● **TASK DESCRIPTION**:
Print all of the records. Exclude the images.

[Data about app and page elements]
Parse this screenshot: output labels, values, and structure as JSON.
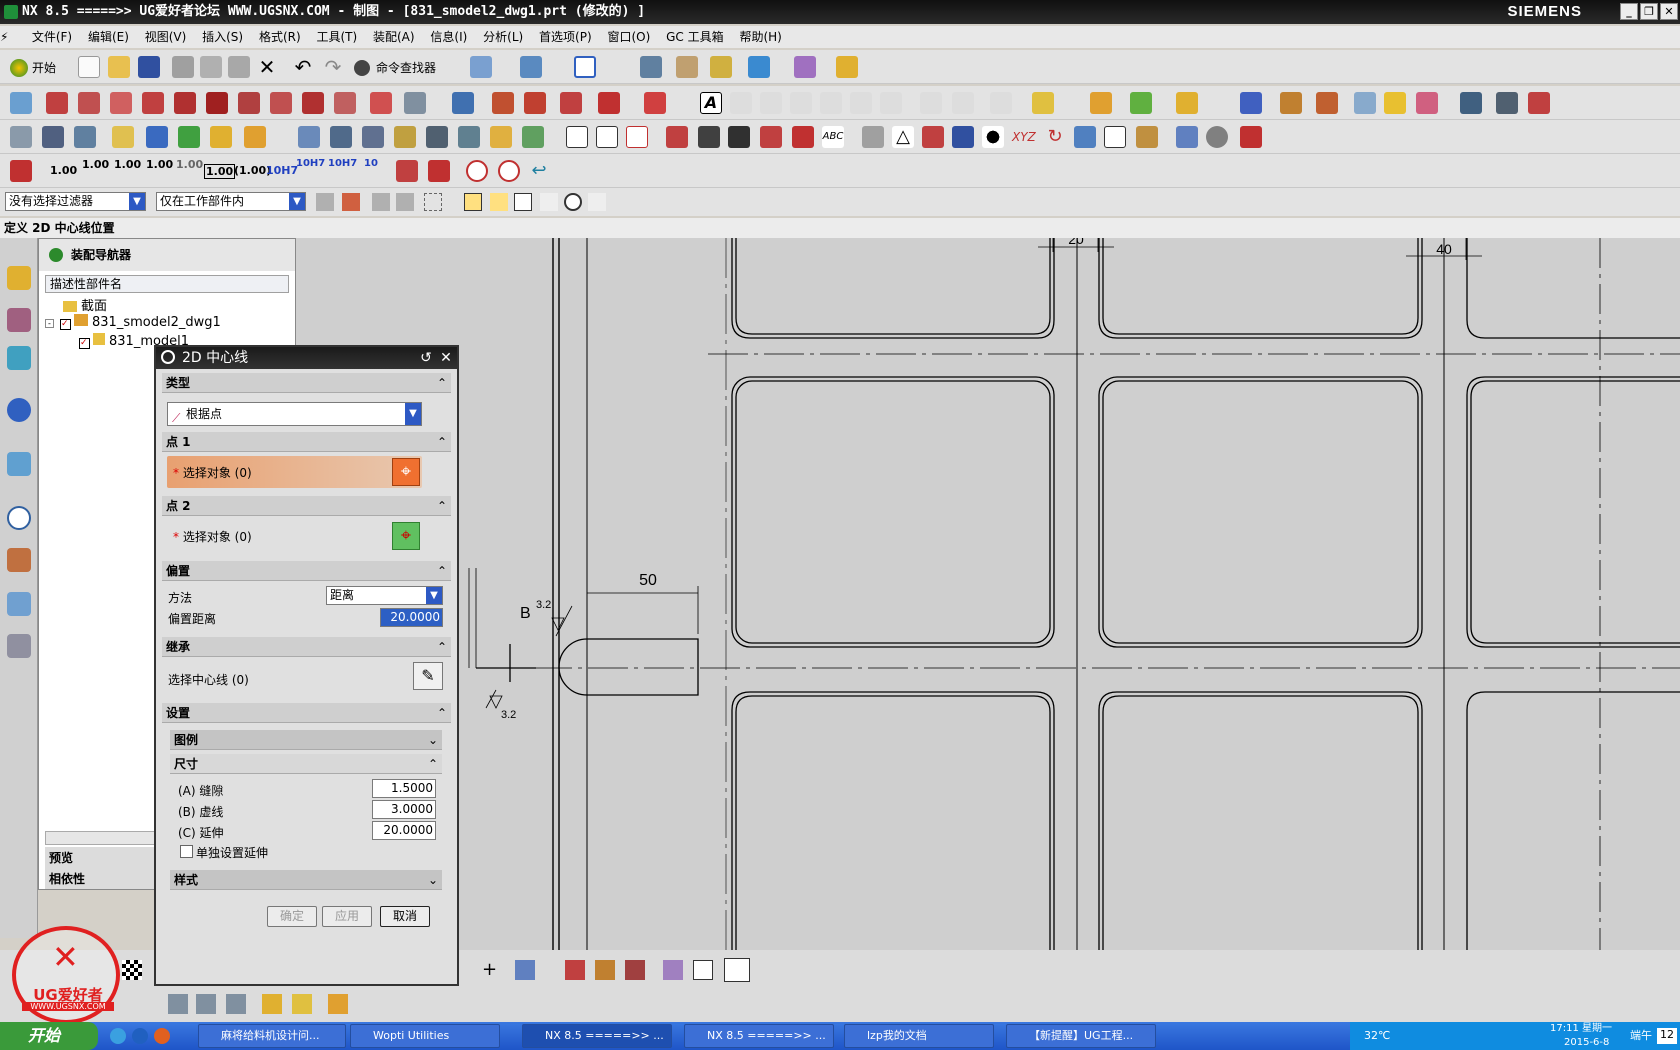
{
  "window": {
    "title": "NX 8.5  =====>>  UG爱好者论坛  WWW.UGSNX.COM - 制图 - [831_smodel2_dwg1.prt  (修改的) ]",
    "brand": "SIEMENS"
  },
  "menu": [
    "文件(F)",
    "编辑(E)",
    "视图(V)",
    "插入(S)",
    "格式(R)",
    "工具(T)",
    "装配(A)",
    "信息(I)",
    "分析(L)",
    "首选项(P)",
    "窗口(O)",
    "GC 工具箱",
    "帮助(H)"
  ],
  "toolbar": {
    "start_label": "开始",
    "command_finder": "命令查找器"
  },
  "dimension_toolbar": [
    "1.00",
    "1.00",
    "1.00",
    "1.00",
    "1.00",
    "1.00",
    "(1.00)",
    "10H7",
    "10H7",
    "10H7",
    "10"
  ],
  "filter": {
    "selection_filter": "没有选择过滤器",
    "scope": "仅在工作部件内"
  },
  "cue_line": "定义 2D 中心线位置",
  "navigator": {
    "title": "装配导航器",
    "column": "描述性部件名",
    "items": [
      "截面",
      "831_smodel2_dwg1",
      "831_model1"
    ],
    "preview": "预览",
    "dependency": "相依性"
  },
  "dialog": {
    "title": "2D 中心线",
    "type_section": "类型",
    "type_value": "根据点",
    "point1_section": "点 1",
    "point1_select": "选择对象 (0)",
    "point2_section": "点 2",
    "point2_select": "选择对象 (0)",
    "offset_section": "偏置",
    "method_label": "方法",
    "method_value": "距离",
    "offset_label": "偏置距离",
    "offset_value": "20.0000",
    "inherit_section": "继承",
    "inherit_select": "选择中心线 (0)",
    "settings_section": "设置",
    "legend_sub": "图例",
    "size_sub": "尺寸",
    "gap_label": "(A) 缝隙",
    "gap_value": "1.5000",
    "dash_label": "(B) 虚线",
    "dash_value": "3.0000",
    "ext_label": "(C) 延伸",
    "ext_value": "20.0000",
    "individual_ext": "单独设置延伸",
    "style_sub": "样式",
    "ok": "确定",
    "apply": "应用",
    "cancel": "取消"
  },
  "drawing": {
    "dim_50": "50",
    "dim_40": "40",
    "dim_20": "20",
    "label_B": "B",
    "rough1": "3.2",
    "rough2": "3.2"
  },
  "taskbar": {
    "start": "开始",
    "tasks": [
      "麻将给料机设计问...",
      "Wopti Utilities",
      "NX 8.5  =====>> ...",
      "NX 8.5  =====>> ...",
      "lzp我的文档",
      "【新提醒】UG工程..."
    ],
    "temp": "32℃",
    "time": "17:11 星期一",
    "date": "2015-6-8",
    "ime": "端午",
    "ime_num": "12"
  },
  "logo": {
    "text": "UG爱好者",
    "url": "WWW.UGSNX.COM"
  }
}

● **RESPONSE**:
Parse this screenshot: output labels, values, and structure as JSON.
{
  "window": {
    "title": "NX 8.5  =====>>  UG爱好者论坛  WWW.UGSNX.COM - 制图 - [831_smodel2_dwg1.prt  (修改的) ]",
    "brand": "SIEMENS"
  },
  "menu": [
    "文件(F)",
    "编辑(E)",
    "视图(V)",
    "插入(S)",
    "格式(R)",
    "工具(T)",
    "装配(A)",
    "信息(I)",
    "分析(L)",
    "首选项(P)",
    "窗口(O)",
    "GC 工具箱",
    "帮助(H)"
  ],
  "toolbar": {
    "start_label": "开始",
    "command_finder": "命令查找器"
  },
  "dimension_toolbar": [
    "1.00",
    "1.00",
    "1.00",
    "1.00",
    "1.00",
    "1.00",
    "(1.00)",
    "10H7",
    "10H7",
    "10H7",
    "10"
  ],
  "filter": {
    "selection_filter": "没有选择过滤器",
    "scope": "仅在工作部件内"
  },
  "cue_line": "定义 2D 中心线位置",
  "navigator": {
    "title": "装配导航器",
    "column": "描述性部件名",
    "items": [
      "截面",
      "831_smodel2_dwg1",
      "831_model1"
    ],
    "preview": "预览",
    "dependency": "相依性"
  },
  "dialog": {
    "title": "2D 中心线",
    "type_section": "类型",
    "type_value": "根据点",
    "point1_section": "点 1",
    "point1_select": "选择对象 (0)",
    "point2_section": "点 2",
    "point2_select": "选择对象 (0)",
    "offset_section": "偏置",
    "method_label": "方法",
    "method_value": "距离",
    "offset_label": "偏置距离",
    "offset_value": "20.0000",
    "inherit_section": "继承",
    "inherit_select": "选择中心线 (0)",
    "settings_section": "设置",
    "legend_sub": "图例",
    "size_sub": "尺寸",
    "gap_label": "(A) 缝隙",
    "gap_value": "1.5000",
    "dash_label": "(B) 虚线",
    "dash_value": "3.0000",
    "ext_label": "(C) 延伸",
    "ext_value": "20.0000",
    "individual_ext": "单独设置延伸",
    "style_sub": "样式",
    "ok": "确定",
    "apply": "应用",
    "cancel": "取消"
  },
  "drawing": {
    "dim_50": "50",
    "dim_40": "40",
    "dim_20": "20",
    "label_B": "B",
    "rough1": "3.2",
    "rough2": "3.2"
  },
  "taskbar": {
    "start": "开始",
    "tasks": [
      "麻将给料机设计问...",
      "Wopti Utilities",
      "NX 8.5  =====>> ...",
      "NX 8.5  =====>> ...",
      "lzp我的文档",
      "【新提醒】UG工程..."
    ],
    "temp": "32℃",
    "time": "17:11 星期一",
    "date": "2015-6-8",
    "ime": "端午",
    "ime_num": "12"
  },
  "logo": {
    "text": "UG爱好者",
    "url": "WWW.UGSNX.COM"
  }
}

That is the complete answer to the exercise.